The National Consumer Law Center says 15 states and Washington, D.C., have no statute addressing grounds for eviction. These are often called “no fault” evictions and sometimes occur when, for example, a resident is considered too outspoken or critical of management.
Residents also complain about the inability to create tenant associations to represent themselves and the difficulty they face when trying to sell their home. Some community owners won’t allow nonresidents on the property, which makes it nearly impossible for residents to hire realtors to show the homes.
In Iowa, state Sen. Zach Wahls, a Democrat, is one of the most outspoken critics of the lack of protections for mobile home park residents and has been pushing for change. But he said his efforts were thwarted in 2019 and 2020 because lobbyists for the manufactured-home industry quietly killed the bills.
Things aren’t going any better on the federal level. In 2019, Sen. Elizabeth Warren, D-Mass., sent letters to eight private equity firms, including The Blackstone Group, Apollo Global Management Inc., and Havenpark Capital Partners, asking for information about their business practices. Such information gathering is often a prelude to the introduction of legislation that could potentially curb certain practices or provide tenants with added protections.
Warren said investment companies are attracted to manufactured housing communities because the residents lack economic mobility, which makes them “vulnerable to exploitation.” But so far, no federal bills have been introduced that would specifically help manufactured housing residents.
Legislators in Colorado had more luck. In 2019, the state passed an ordinance that protects mobile home residents from landlord retaliation and allows residents to seek resolution of disputes with landlords through a state-run program. It handles issues that previously would have required residents to sue landlords in court – an option many could not afford.
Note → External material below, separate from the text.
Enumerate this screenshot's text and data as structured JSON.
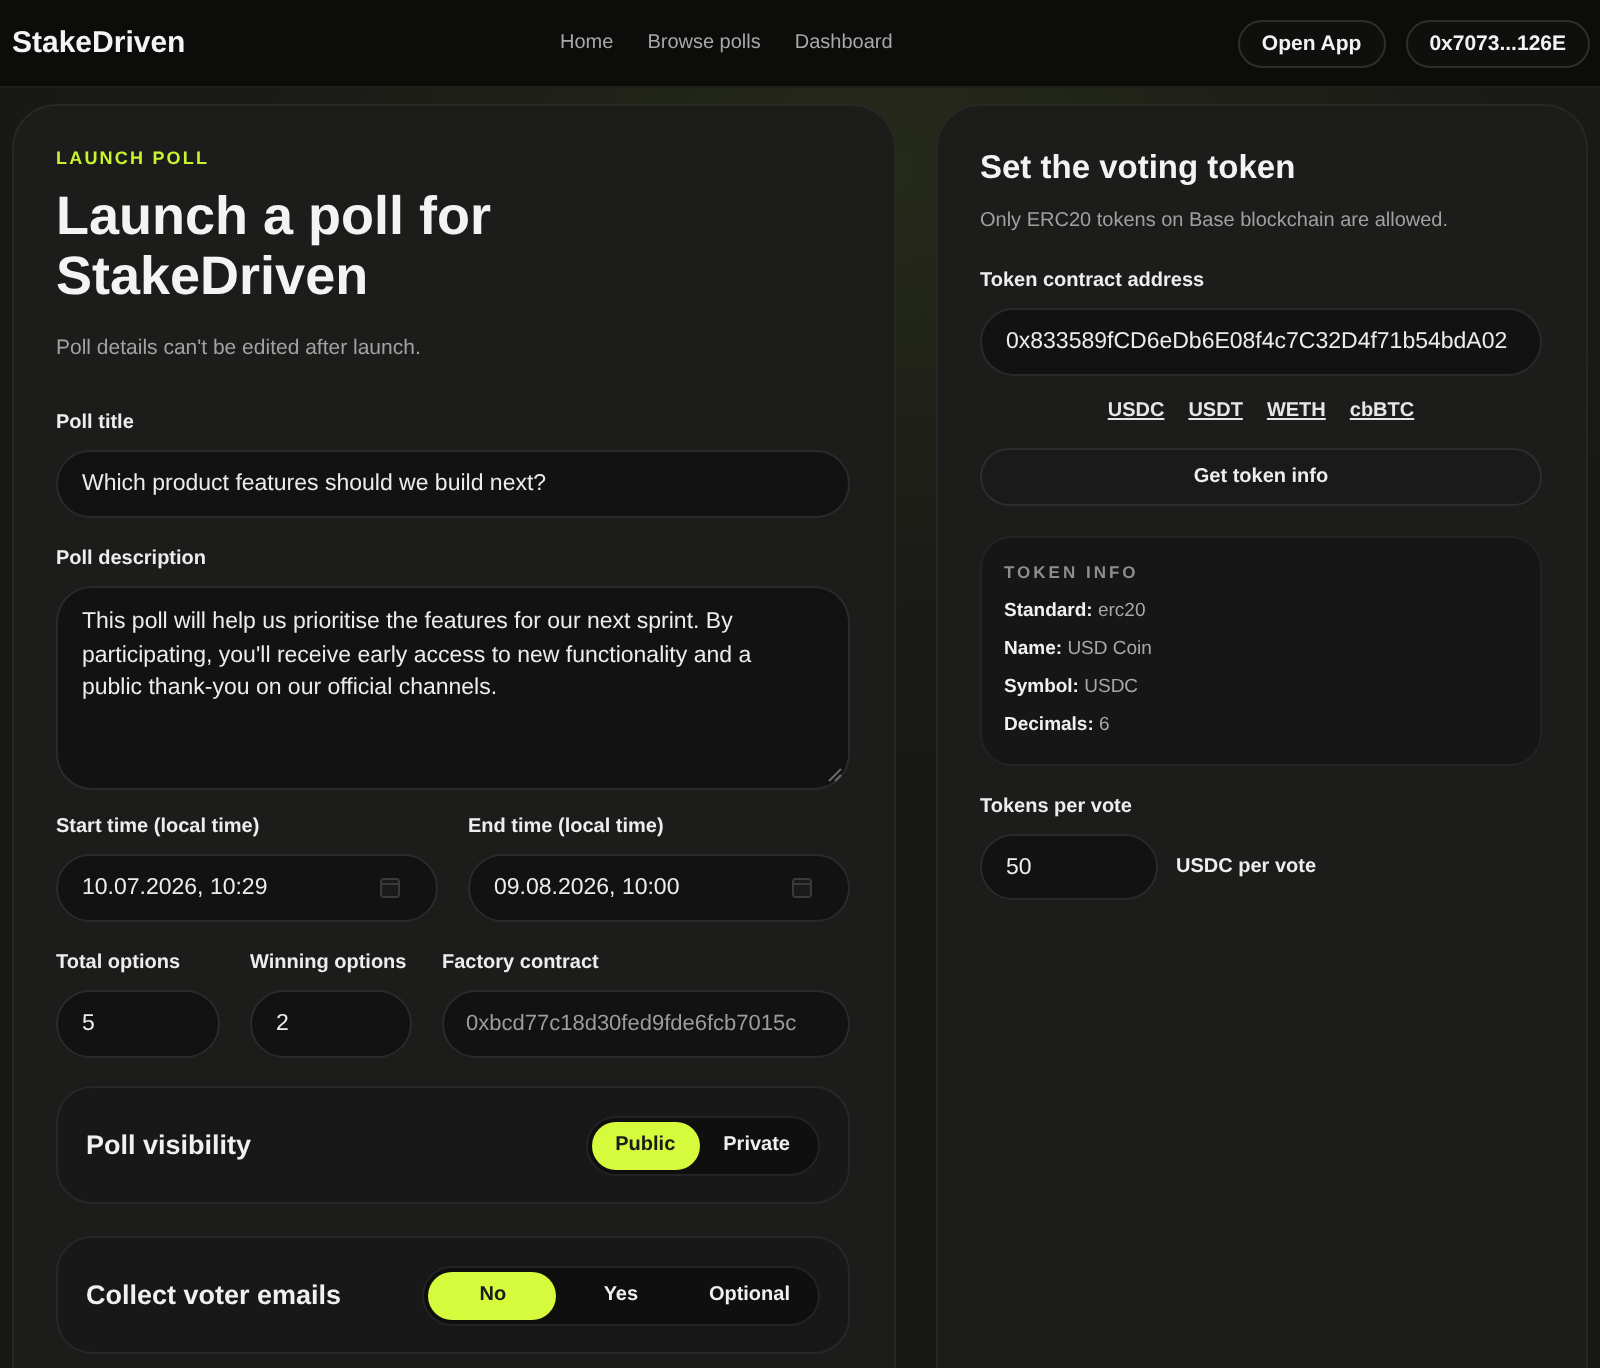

The act also extends the amount of time a tenant has to comply with an eviction order from 48 hours to 30 days.
This story was produced by the Howard Center for Investigative Journalism at the University of Maryland’s Philip Merrill College of Journalism, an initiative of the Scripps Howard Foundation in honor of the late news industry executive and pioneer, Roy W. Howard.